- Collectors are always looking for your credit card information and good character. You know that you’ve credit card debts with these organizations. Ideally you would like to pay it back. However, right now, you can not do so. They take advantage of this chance and somehow push you to make a token payment. Making a small payment with them restarts the statute of limitations on your debt. If you do this, you are successfully admitting to them that you owe them this much. If you do none of these things, however, it makes you more difficult to collect from.
- Credit debt collectors can’t do anything on the telephone. They can’t control the consumer debtor over the telephone. Scaring and threatening us is the best they can do. Their phone calls mean nothing. However, it’s best that you take call rather than ignore it. Make sure to ask them what their reason is, who’re they seeking, and then hang up the phone after the conversation. Do not admit to anything and do not say anything about your credit debt. Make a note of this call and discussion.
- The practice of collecting documents relating to your credit card debt (e.g. debt validation letter), and what the debt collection agency must do in response is known as “debt validation” or “debt verification” by the Fair Debt Collection Practices Act. The written request should be sent to the debtors 30 days after the notice has been received by them (lenders).

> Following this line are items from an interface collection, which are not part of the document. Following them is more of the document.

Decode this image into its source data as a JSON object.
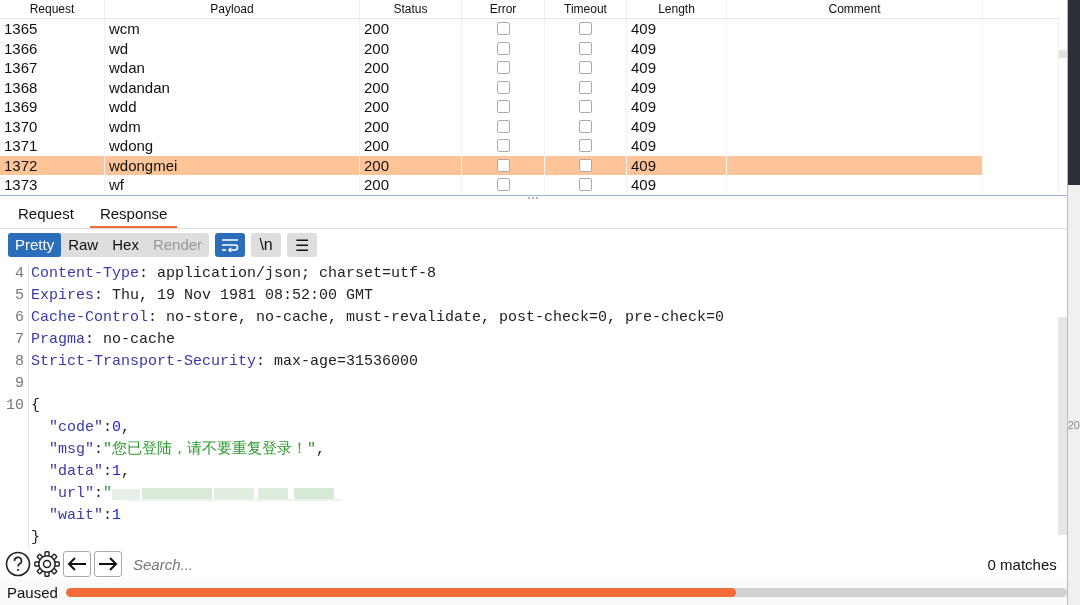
{
  "results_table": {
    "columns": [
      "Request",
      "Payload",
      "Status",
      "Error",
      "Timeout",
      "Length",
      "Comment"
    ],
    "rows": [
      {
        "request": "1365",
        "payload": "wcm",
        "status": "200",
        "error": false,
        "timeout": false,
        "length": "409",
        "selected": false
      },
      {
        "request": "1366",
        "payload": "wd",
        "status": "200",
        "error": false,
        "timeout": false,
        "length": "409",
        "selected": false
      },
      {
        "request": "1367",
        "payload": "wdan",
        "status": "200",
        "error": false,
        "timeout": false,
        "length": "409",
        "selected": false
      },
      {
        "request": "1368",
        "payload": "wdandan",
        "status": "200",
        "error": false,
        "timeout": false,
        "length": "409",
        "selected": false
      },
      {
        "request": "1369",
        "payload": "wdd",
        "status": "200",
        "error": false,
        "timeout": false,
        "length": "409",
        "selected": false
      },
      {
        "request": "1370",
        "payload": "wdm",
        "status": "200",
        "error": false,
        "timeout": false,
        "length": "409",
        "selected": false
      },
      {
        "request": "1371",
        "payload": "wdong",
        "status": "200",
        "error": false,
        "timeout": false,
        "length": "409",
        "selected": false
      },
      {
        "request": "1372",
        "payload": "wdongmei",
        "status": "200",
        "error": false,
        "timeout": false,
        "length": "409",
        "selected": true
      },
      {
        "request": "1373",
        "payload": "wf",
        "status": "200",
        "error": false,
        "timeout": false,
        "length": "409",
        "selected": false
      }
    ]
  },
  "detail_tabs": [
    {
      "label": "Request",
      "selected": false
    },
    {
      "label": "Response",
      "selected": true
    }
  ],
  "view_modes": [
    {
      "label": "Pretty",
      "selected": true,
      "disabled": false
    },
    {
      "label": "Raw",
      "selected": false,
      "disabled": false
    },
    {
      "label": "Hex",
      "selected": false,
      "disabled": false
    },
    {
      "label": "Render",
      "selected": false,
      "disabled": true
    }
  ],
  "toolbar_toggles": [
    {
      "kind": "wrap",
      "selected": true
    },
    {
      "kind": "text",
      "label": "\\n",
      "selected": false
    },
    {
      "kind": "text",
      "label": "☰",
      "selected": false
    }
  ],
  "response_lines": [
    {
      "number": "4",
      "segments": [
        {
          "kind": "name",
          "text": "Content-Type"
        },
        {
          "kind": "plain",
          "text": ": application/json; charset=utf-8"
        }
      ]
    },
    {
      "number": "5",
      "segments": [
        {
          "kind": "name",
          "text": "Expires"
        },
        {
          "kind": "plain",
          "text": ": Thu, 19 Nov 1981 08:52:00 GMT"
        }
      ]
    },
    {
      "number": "6",
      "segments": [
        {
          "kind": "name",
          "text": "Cache-Control"
        },
        {
          "kind": "plain",
          "text": ": no-store, no-cache, must-revalidate, post-check=0, pre-check=0"
        }
      ]
    },
    {
      "number": "7",
      "segments": [
        {
          "kind": "name",
          "text": "Pragma"
        },
        {
          "kind": "plain",
          "text": ": no-cache"
        }
      ]
    },
    {
      "number": "8",
      "segments": [
        {
          "kind": "name",
          "text": "Strict-Transport-Security"
        },
        {
          "kind": "plain",
          "text": ": max-age=31536000"
        }
      ]
    },
    {
      "number": "9"
    },
    {
      "number": "10",
      "segments": [
        {
          "kind": "plain",
          "text": "{"
        }
      ],
      "children": [
        {
          "segments": [
            {
              "kind": "key",
              "text": "\"code\""
            },
            {
              "kind": "plain",
              "text": ":"
            },
            {
              "kind": "number",
              "text": "0"
            },
            {
              "kind": "plain",
              "text": ","
            }
          ]
        },
        {
          "segments": [
            {
              "kind": "key",
              "text": "\"msg\""
            },
            {
              "kind": "plain",
              "text": ":"
            },
            {
              "kind": "string",
              "text": "\"您已登陆，请不要重复登录！\""
            },
            {
              "kind": "plain",
              "text": ","
            }
          ]
        },
        {
          "segments": [
            {
              "kind": "key",
              "text": "\"data\""
            },
            {
              "kind": "plain",
              "text": ":"
            },
            {
              "kind": "number",
              "text": "1"
            },
            {
              "kind": "plain",
              "text": ","
            }
          ]
        },
        {
          "segments": [
            {
              "kind": "key",
              "text": "\"url\""
            },
            {
              "kind": "plain",
              "text": ":"
            },
            {
              "kind": "string",
              "text": "\""
            },
            {
              "kind": "redacted"
            }
          ]
        },
        {
          "segments": [
            {
              "kind": "key",
              "text": "\"wait\""
            },
            {
              "kind": "plain",
              "text": ":"
            },
            {
              "kind": "number",
              "text": "1"
            }
          ]
        }
      ]
    },
    {
      "segments": [
        {
          "kind": "plain",
          "text": "}"
        }
      ]
    }
  ],
  "side_text": "20",
  "search": {
    "placeholder": "Search...",
    "matches": "0 matches"
  },
  "status_bar": {
    "state": "Paused",
    "progress": {
      "level": 0.67
    }
  }
}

- Upon receiving a debt validation letter from the creditors, the creditor may instruct the debt collector to cease all of the activity related to debt collection, including making telephone calls. If the debt collector phones the creditor within these times, the debt collector will be fined $1000 as it’s a violation of the Fair Debt Collection Practices Act (FDCPA).

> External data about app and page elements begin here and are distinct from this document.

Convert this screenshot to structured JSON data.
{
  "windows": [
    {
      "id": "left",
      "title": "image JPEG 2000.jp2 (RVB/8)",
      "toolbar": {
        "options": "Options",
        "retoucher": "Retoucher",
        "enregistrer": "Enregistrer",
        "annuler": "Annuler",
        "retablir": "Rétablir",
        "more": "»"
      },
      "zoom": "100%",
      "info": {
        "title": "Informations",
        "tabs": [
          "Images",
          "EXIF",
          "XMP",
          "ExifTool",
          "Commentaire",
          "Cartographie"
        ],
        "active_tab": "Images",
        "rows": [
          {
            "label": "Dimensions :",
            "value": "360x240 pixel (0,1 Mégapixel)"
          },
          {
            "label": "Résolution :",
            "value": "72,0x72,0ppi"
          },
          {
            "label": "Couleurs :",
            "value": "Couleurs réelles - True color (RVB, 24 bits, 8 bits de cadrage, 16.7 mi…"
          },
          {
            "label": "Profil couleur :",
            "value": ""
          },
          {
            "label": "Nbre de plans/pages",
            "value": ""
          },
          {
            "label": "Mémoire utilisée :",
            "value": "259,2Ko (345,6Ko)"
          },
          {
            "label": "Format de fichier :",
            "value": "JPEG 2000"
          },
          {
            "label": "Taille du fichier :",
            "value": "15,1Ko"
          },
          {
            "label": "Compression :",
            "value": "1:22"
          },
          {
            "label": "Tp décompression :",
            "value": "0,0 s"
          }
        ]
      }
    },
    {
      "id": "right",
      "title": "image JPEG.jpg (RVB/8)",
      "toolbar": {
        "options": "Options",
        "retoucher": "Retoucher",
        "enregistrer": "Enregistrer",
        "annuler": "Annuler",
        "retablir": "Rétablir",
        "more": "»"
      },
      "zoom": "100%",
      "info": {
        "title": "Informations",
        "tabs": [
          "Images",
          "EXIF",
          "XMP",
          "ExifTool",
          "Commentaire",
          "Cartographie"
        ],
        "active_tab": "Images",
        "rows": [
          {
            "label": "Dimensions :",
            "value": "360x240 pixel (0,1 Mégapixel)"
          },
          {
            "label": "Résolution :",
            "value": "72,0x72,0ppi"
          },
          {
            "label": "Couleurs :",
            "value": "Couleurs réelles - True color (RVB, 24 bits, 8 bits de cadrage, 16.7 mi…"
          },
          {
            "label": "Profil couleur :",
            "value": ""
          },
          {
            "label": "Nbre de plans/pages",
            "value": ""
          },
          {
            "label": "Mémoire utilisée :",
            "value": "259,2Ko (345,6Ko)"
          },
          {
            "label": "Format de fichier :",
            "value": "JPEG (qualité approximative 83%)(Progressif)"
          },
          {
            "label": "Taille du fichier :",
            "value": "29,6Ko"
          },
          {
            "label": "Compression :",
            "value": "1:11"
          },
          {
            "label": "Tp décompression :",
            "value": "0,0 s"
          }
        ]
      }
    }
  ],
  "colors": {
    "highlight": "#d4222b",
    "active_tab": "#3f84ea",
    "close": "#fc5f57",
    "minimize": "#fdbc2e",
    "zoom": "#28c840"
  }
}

- When a consumer instructs a collector to cease all of the debt collection activities with a disputing debt validation letter which includes what the collector may place on the consumer’s credit history. Ceasing collection efforts includes removal of any negative entries on credit reports placed by the debt collector. Doing so avoids several listings on the credit report for the same debt. The actual entry (credit score) needs to be the only one written there.
- The original debt collectors aren’t to be considered as debt collectors as stated in the Fair Debt Collection Practices Act. The FDCPA is not accountable for their collection activities. In general, when the credit debt is charged off, it is handled by the debt collector who is covered by the FDCPA.